- TASK REQUIREMENTS: In your copy, drop the images and return each record exactly as it stands.

- Data about app and page elements:
::::::::::

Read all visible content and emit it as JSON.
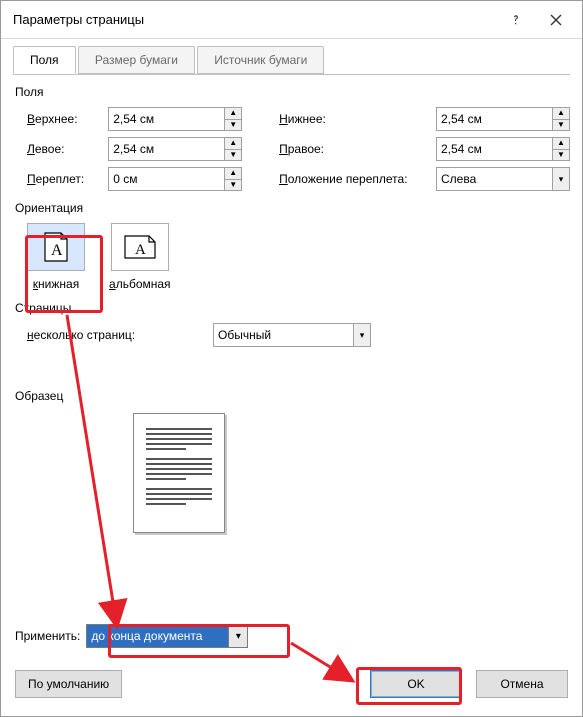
{
  "titlebar": {
    "title": "Параметры страницы"
  },
  "tabs": {
    "fields": "Поля",
    "paper_size": "Размер бумаги",
    "paper_source": "Источник бумаги"
  },
  "sections": {
    "margins": "Поля",
    "orientation": "Ориентация",
    "pages": "Страницы",
    "preview": "Образец"
  },
  "margins": {
    "top_label": "Верхнее:",
    "top_value": "2,54 см",
    "bottom_label": "Нижнее:",
    "bottom_value": "2,54 см",
    "left_label": "Левое:",
    "left_value": "2,54 см",
    "right_label": "Правое:",
    "right_value": "2,54 см",
    "gutter_label": "Переплет:",
    "gutter_value": "0 см",
    "gutter_pos_label": "Положение переплета:",
    "gutter_pos_value": "Слева"
  },
  "orientation": {
    "portrait_pre": "к",
    "portrait_rest": "нижная",
    "landscape_pre": "а",
    "landscape_rest": "льбомная"
  },
  "pages": {
    "multiple_label": "несколько страниц:",
    "multiple_value": "Обычный"
  },
  "apply": {
    "label": "Применить:",
    "value": "до конца документа"
  },
  "buttons": {
    "default": "По умолчанию",
    "ok": "OK",
    "cancel": "Отмена"
  },
  "colors": {
    "highlight": "#e4212a",
    "selection": "#2f6fc2"
  },
  "icons": {
    "help": "help-icon",
    "close": "close-icon",
    "spin_up": "▲",
    "spin_down": "▼",
    "dropdown": "▾"
  }
}
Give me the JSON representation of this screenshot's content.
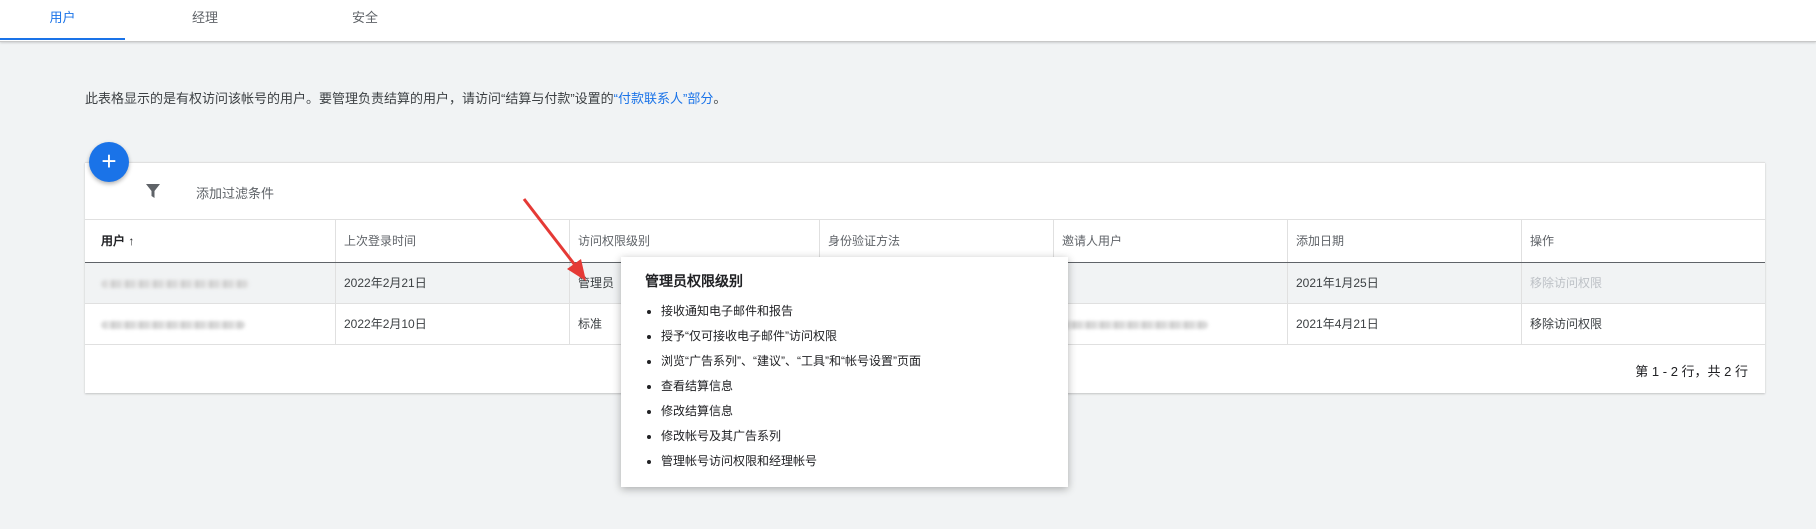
{
  "tabs": [
    {
      "label": "用户",
      "active": true
    },
    {
      "label": "经理",
      "active": false
    },
    {
      "label": "安全",
      "active": false
    }
  ],
  "intro": {
    "text": "此表格显示的是有权访问该帐号的用户。要管理负责结算的用户，请访问“结算与付款”设置的",
    "link": "“付款联系人”部分",
    "suffix": "。"
  },
  "toolbar": {
    "add_icon": "plus-icon",
    "filter_icon": "filter-icon",
    "filter_label": "添加过滤条件"
  },
  "table": {
    "headers": [
      "用户 ↑",
      "上次登录时间",
      "访问权限级别",
      "身份验证方法",
      "邀请人用户",
      "添加日期",
      "操作"
    ],
    "rows": [
      {
        "user": "",
        "last_login": "2022年2月21日",
        "access": "管理员",
        "auth": "",
        "inviter": "",
        "added": "2021年1月25日",
        "action": "移除访问权限",
        "action_disabled": true
      },
      {
        "user": "",
        "last_login": "2022年2月10日",
        "access": "标准",
        "auth": "",
        "inviter": "",
        "added": "2021年4月21日",
        "action": "移除访问权限",
        "action_disabled": false
      }
    ],
    "pagination": "第 1 - 2 行，共 2 行"
  },
  "popover": {
    "title": "管理员权限级别",
    "items": [
      "接收通知电子邮件和报告",
      "授予“仅可接收电子邮件”访问权限",
      "浏览“广告系列”、“建议”、“工具”和“帐号设置”页面",
      "查看结算信息",
      "修改结算信息",
      "修改帐号及其广告系列",
      "管理帐号访问权限和经理帐号"
    ]
  },
  "colors": {
    "accent": "#1a73e8",
    "arrow": "#e53935"
  }
}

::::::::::

- WRITTEN ANSWER:
Read all visible content and emit it as JSON.
{
  "titlebar": {
    "title": "Параметры страницы"
  },
  "tabs": {
    "fields": "Поля",
    "paper_size": "Размер бумаги",
    "paper_source": "Источник бумаги"
  },
  "sections": {
    "margins": "Поля",
    "orientation": "Ориентация",
    "pages": "Страницы",
    "preview": "Образец"
  },
  "margins": {
    "top_label": "Верхнее:",
    "top_value": "2,54 см",
    "bottom_label": "Нижнее:",
    "bottom_value": "2,54 см",
    "left_label": "Левое:",
    "left_value": "2,54 см",
    "right_label": "Правое:",
    "right_value": "2,54 см",
    "gutter_label": "Переплет:",
    "gutter_value": "0 см",
    "gutter_pos_label": "Положение переплета:",
    "gutter_pos_value": "Слева"
  },
  "orientation": {
    "portrait_pre": "к",
    "portrait_rest": "нижная",
    "landscape_pre": "а",
    "landscape_rest": "льбомная"
  },
  "pages": {
    "multiple_label": "несколько страниц:",
    "multiple_value": "Обычный"
  },
  "apply": {
    "label": "Применить:",
    "value": "до конца документа"
  },
  "buttons": {
    "default": "По умолчанию",
    "ok": "OK",
    "cancel": "Отмена"
  },
  "colors": {
    "highlight": "#e4212a",
    "selection": "#2f6fc2"
  },
  "icons": {
    "help": "help-icon",
    "close": "close-icon",
    "spin_up": "▲",
    "spin_down": "▼",
    "dropdown": "▾"
  }
}
Give me the JSON representation of this screenshot's content.
{
  "tabs": [
    {
      "label": "用户",
      "active": true
    },
    {
      "label": "经理",
      "active": false
    },
    {
      "label": "安全",
      "active": false
    }
  ],
  "intro": {
    "text": "此表格显示的是有权访问该帐号的用户。要管理负责结算的用户，请访问“结算与付款”设置的",
    "link": "“付款联系人”部分",
    "suffix": "。"
  },
  "toolbar": {
    "add_icon": "plus-icon",
    "filter_icon": "filter-icon",
    "filter_label": "添加过滤条件"
  },
  "table": {
    "headers": [
      "用户 ↑",
      "上次登录时间",
      "访问权限级别",
      "身份验证方法",
      "邀请人用户",
      "添加日期",
      "操作"
    ],
    "rows": [
      {
        "user": "",
        "last_login": "2022年2月21日",
        "access": "管理员",
        "auth": "",
        "inviter": "",
        "added": "2021年1月25日",
        "action": "移除访问权限",
        "action_disabled": true
      },
      {
        "user": "",
        "last_login": "2022年2月10日",
        "access": "标准",
        "auth": "",
        "inviter": "",
        "added": "2021年4月21日",
        "action": "移除访问权限",
        "action_disabled": false
      }
    ],
    "pagination": "第 1 - 2 行，共 2 行"
  },
  "popover": {
    "title": "管理员权限级别",
    "items": [
      "接收通知电子邮件和报告",
      "授予“仅可接收电子邮件”访问权限",
      "浏览“广告系列”、“建议”、“工具”和“帐号设置”页面",
      "查看结算信息",
      "修改结算信息",
      "修改帐号及其广告系列",
      "管理帐号访问权限和经理帐号"
    ]
  },
  "colors": {
    "accent": "#1a73e8",
    "arrow": "#e53935"
  }
}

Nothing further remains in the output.